Last week we shared some strategies for meditating even if you don’t like it. Today we are going to be sharing some apps that have been effective at helping others make that transition from non-meditator to people who meditate often.
So, here is a round-up of some of the best meditation apps.
Headspace is one of the most popular and longest-running meditation apps. It’s very accessible for beginners, but there are also some advanced ‘pro’ courses and a range of mindfulness exercises to suit different needs and approaches. Headspace has meditation sessions and multiple session courses for a range of other purposes. These are clearly organised into categories including anxiety, stress, productivity and sleep.
Open the Calm app and you’ll immediately be greeted with the gentle sound of the outdoors. It varies from person to person, but we loved this touch and found it helped us on the path to relaxation (if you don’t like the outdoors, you can change it to rolling waves, pouring rain, crackling firewood or crickets). As well as guided Daily Calm sessions, which help you unwind and refocus your attention, there are also programmes for intermediate and advanced users.
If you fancy something a little different, you can pick from exclusive music tracks engineered to help you focus, relax or sleep, such as Calm Body – a series of 10-minute guided videos on mindful movement – and Sleep Stories, which are calming tales narrated by celebrities.
This app offers stress relief for busy people. It was set up by Yunha Kim, who recognised that many of us do not have time (or at least *think* we don’t have time) to squeeze yet another thing onto our to-do list.

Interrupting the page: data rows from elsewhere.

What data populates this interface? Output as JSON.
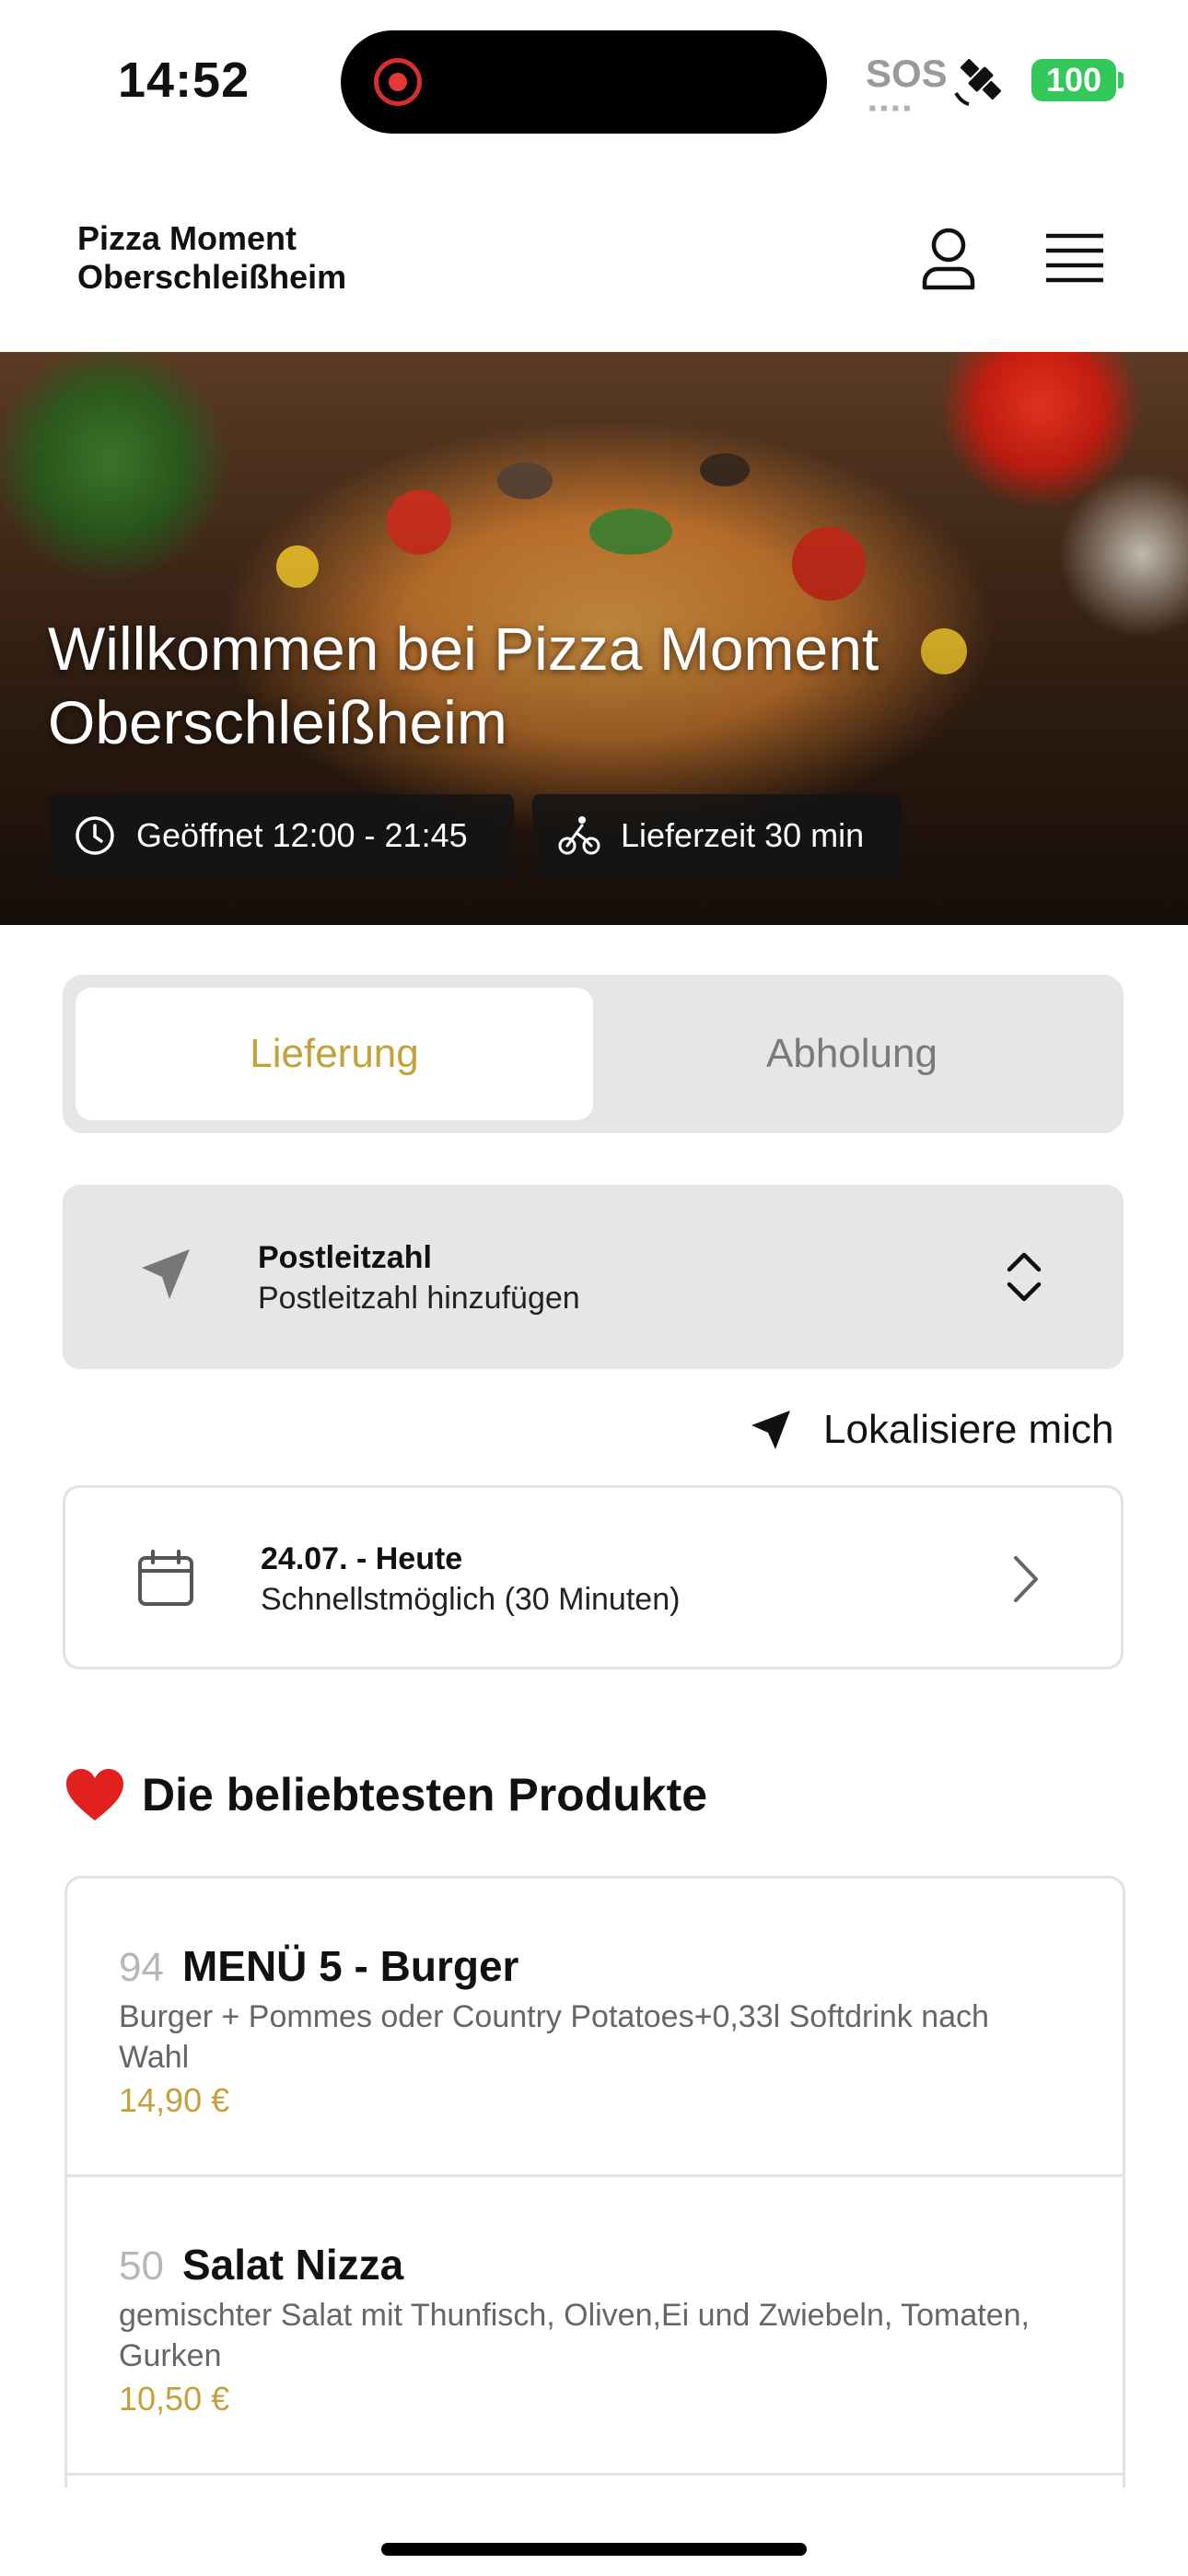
{
  "status_bar": {
    "time": "14:52",
    "sos": "SOS",
    "battery": "100",
    "icons": [
      "recording-dot-icon",
      "satellite-icon",
      "battery-icon"
    ]
  },
  "header": {
    "brand_line1": "Pizza Moment",
    "brand_line2": "Oberschleißheim",
    "icons": [
      "user-icon",
      "menu-icon"
    ]
  },
  "hero": {
    "title_line1": "Willkommen bei Pizza Moment",
    "title_line2": "Oberschleißheim",
    "opening_hours": "Geöffnet 12:00 - 21:45",
    "delivery_time": "Lieferzeit 30 min"
  },
  "mode_toggle": {
    "delivery": "Lieferung",
    "pickup": "Abholung",
    "selected": "Lieferung"
  },
  "postal_code": {
    "title": "Postleitzahl",
    "placeholder": "Postleitzahl hinzufügen"
  },
  "locate_me": "Lokalisiere mich",
  "schedule": {
    "date": "24.07. - Heute",
    "time": "Schnellstmöglich (30 Minuten)"
  },
  "popular": {
    "title": "Die beliebtesten Produkte",
    "products": [
      {
        "number": "94",
        "name": "MENÜ 5 - Burger",
        "description": "Burger + Pommes oder Country Potatoes+0,33l Softdrink nach Wahl",
        "price": "14,90 €"
      },
      {
        "number": "50",
        "name": "Salat Nizza",
        "description": "gemischter Salat mit Thunfisch, Oliven,Ei und Zwiebeln, Tomaten, Gurken",
        "price": "10,50 €"
      }
    ]
  },
  "colors": {
    "accent_gold": "#c3a23d",
    "battery_green": "#34c759",
    "panel_grey": "#e6e6e6"
  }
}
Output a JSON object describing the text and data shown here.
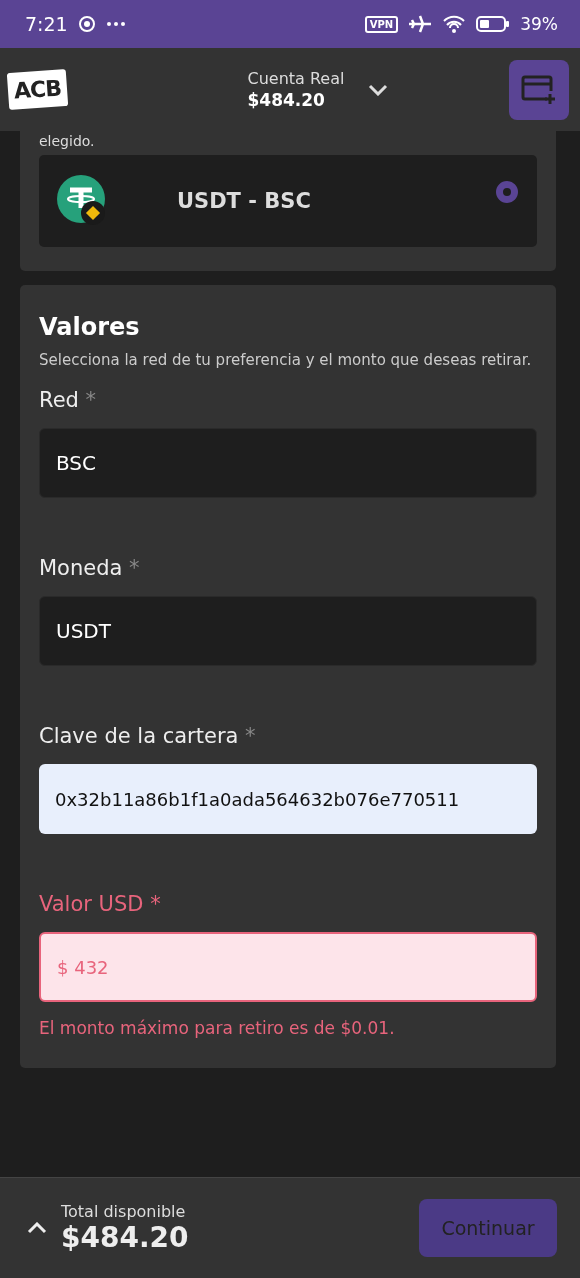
{
  "status_bar": {
    "time": "7:21",
    "battery": "39%",
    "vpn": "VPN"
  },
  "header": {
    "logo": "ACB",
    "account": "Cuenta Real",
    "balance": "$484.20"
  },
  "method_card": {
    "intro_tail": "elegido.",
    "option": {
      "label": "USDT - BSC",
      "selected": true
    }
  },
  "values_card": {
    "title": "Valores",
    "description": "Selecciona la red de tu preferencia y el monto que deseas retirar.",
    "fields": [
      {
        "label": "Red",
        "required": "*",
        "value": "BSC",
        "kind": "dark",
        "error": false
      },
      {
        "label": "Moneda",
        "required": "*",
        "value": "USDT",
        "kind": "dark",
        "error": false
      },
      {
        "label": "Clave de la cartera",
        "required": "*",
        "value": "0x32b11a86b1f1a0ada564632b076e770511",
        "kind": "light",
        "error": false
      },
      {
        "label": "Valor USD",
        "required": "*",
        "value": "$ 432",
        "kind": "light",
        "error": true,
        "message": "El monto máximo para retiro es de $0.01."
      }
    ]
  },
  "footer": {
    "label": "Total disponible",
    "amount": "$484.20",
    "button": "Continuar",
    "button_disabled": true
  }
}
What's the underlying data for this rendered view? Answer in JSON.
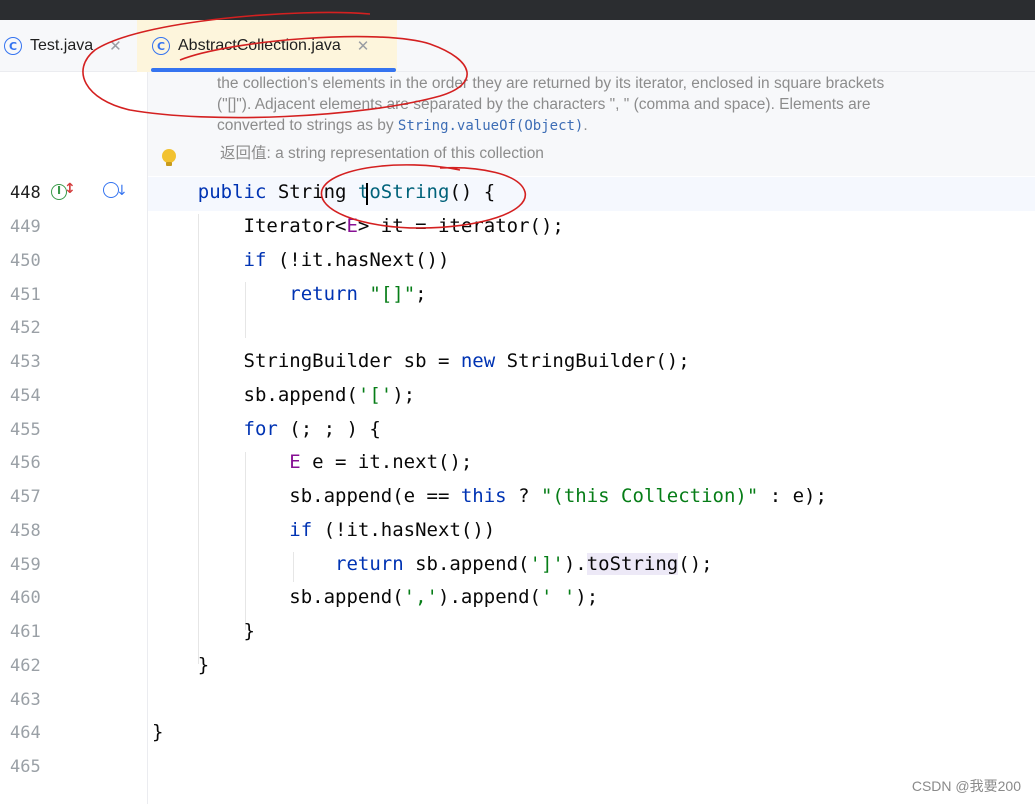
{
  "tabs": [
    {
      "label": "Test.java",
      "icon": "class-icon",
      "active": false
    },
    {
      "label": "AbstractCollection.java",
      "icon": "class-icon",
      "active": true
    }
  ],
  "doc": {
    "line1": "the collection's elements in the order they are returned by its iterator, enclosed in square brackets",
    "line2": "(\"[]\"). Adjacent elements are separated by the characters \", \" (comma and space). Elements are",
    "line3_pre": "converted to strings as by ",
    "line3_code": "String.valueOf(Object)",
    "line3_post": ".",
    "returns_label": "返回值:",
    "returns_text": " a string representation of this collection"
  },
  "line_numbers": [
    "448",
    "449",
    "450",
    "451",
    "452",
    "453",
    "454",
    "455",
    "456",
    "457",
    "458",
    "459",
    "460",
    "461",
    "462",
    "463",
    "464",
    "465"
  ],
  "current_line": "448",
  "watermark": "CSDN @我要200",
  "colors": {
    "keyword": "#0033b3",
    "string": "#067d17",
    "type_param": "#871094",
    "method": "#00627a",
    "annotation_ink": "#d42020",
    "tab_accent": "#3574f0"
  }
}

To help combat this, the app offers audio meditations as short as five minutes, with good quality guided meditations that really do help to reduce stress and calm the mind.
The meditations themselves are well-paced and offer good guidance. We found there was a little more space towards the end of each recording, which helped us really relax without the need for continual instruction. We were also impressed by the variety on the app. Users are asked to choose topics that interest them when they open it for the first time and there really is something for everyone – from meditations that will help you find your feet after a breakup, to post-argument relaxation, stress-free commutes and pre-date mindfulness to help you get into the zone.
Insight Timer is an app with an expansive range of free guided meditations, plus a solo meditation timer (from which it gets its name). When you open the app it greets you with a world map with dots representing how many people are currently using the app to meditate, which is quite a nice touch. The app organises its large breadth of content fairly intuitively so you can explore or find what you want, but it’s not as attractively designed as some others.
The app’s biggest’ selling’ point is its expansive library. It has 45,000 free guided meditations. You can filter by desired benefit, length and type of practice, or just dive into the entire mammoth list. If the scale of the library sounds somewhat intimidating, the app has put together some beginner meditation kits, which you can also sort by topic.
Do you have a favourite meditation app? What do you love about it? Tell us in the comments below.